Germany announced tough new restrictions on Thursday in a bid to contain its fourth wave of Covid-19 aimed largely at the country’s unvaccinated people, with outgoing Chancellor Angela Merkel speaking in favour of compulsory vaccinations, which the German parliament is due to vote on soon.

Austria has also already said it will make Covid-19 vaccines compulsory next February, Belgium is also considering it and Greece on Tuesday said it will make vaccination obligatory for those over 60.

But for Spain, strict Covid-19 vaccination rules have never been on the table, having said from the start that getting the Covid-19 jabs was voluntary. 

There’s also a huge legal implication to imposing such a rule which Spanish courts are unlikely to look on favourably. 

Stricter Covid restrictions and the country’s two states of alarm, the first resulting in a full national lockdown from March to May 2020, have both been deemed unconstitutional by Spain’s Constitutional Court. 

READ ALSO: Could Spain lock down its unvaccinated or make Covid vaccines compulsory?

The Covid-19 health pass to access indoor public spaces was also until recently consistently rejected by regional high courts for breaching fundamental rights, although judges have changed their stance favouring this Covid certificate over old Covid-19 restrictions that affect the whole population.

MAP: Which regions in Spain now require a Covid health pass for daily affairs?

“In Spain what we have to do is to continue vaccinating as we have done until now” Darias added. 

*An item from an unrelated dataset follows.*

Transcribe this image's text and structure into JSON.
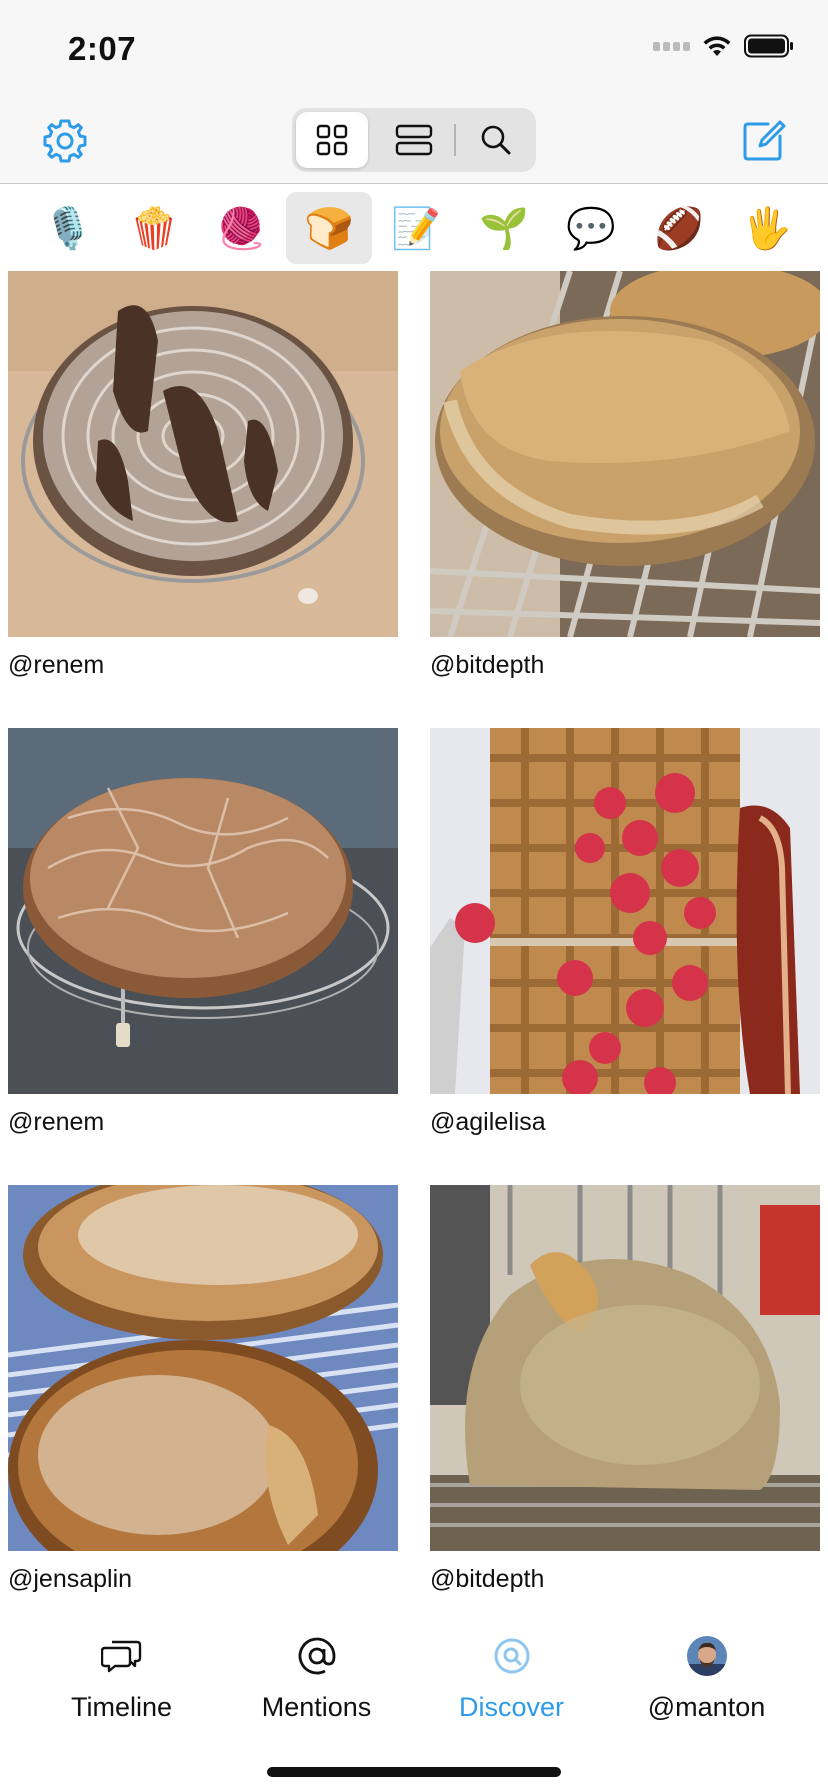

“Spaniards understand that vaccines are not only a right, they are an obligation because we protect others with them”.

What Spanish health authorities are still considering is whether to vaccinate their 5 to 11 year olds after the go-ahead from the European Medicines Agency, with regions such as Madrid claiming they will start vaccinating their young children in December despite there being no official confirmation from Spain’s Vaccine Committee yet.

READ MORE: Will Spain soon vaccinate its children under 12?

Spain’s infection rate continues to rise day by day, jumping 17 points up to 234 cases per 100,000 people on Thursday. There are now also five confirmed cases of the Omicron variant in the country, one through community transmission.

Hospital bed occupancy with Covid patients has also risen slightly nationwide to 3.3 percent, as has ICU Covid occupancy which now stands at 8.4 percent, but the Spanish government insists these figures are “almost three times lower” than during previous waves of the coronavirus pandemic.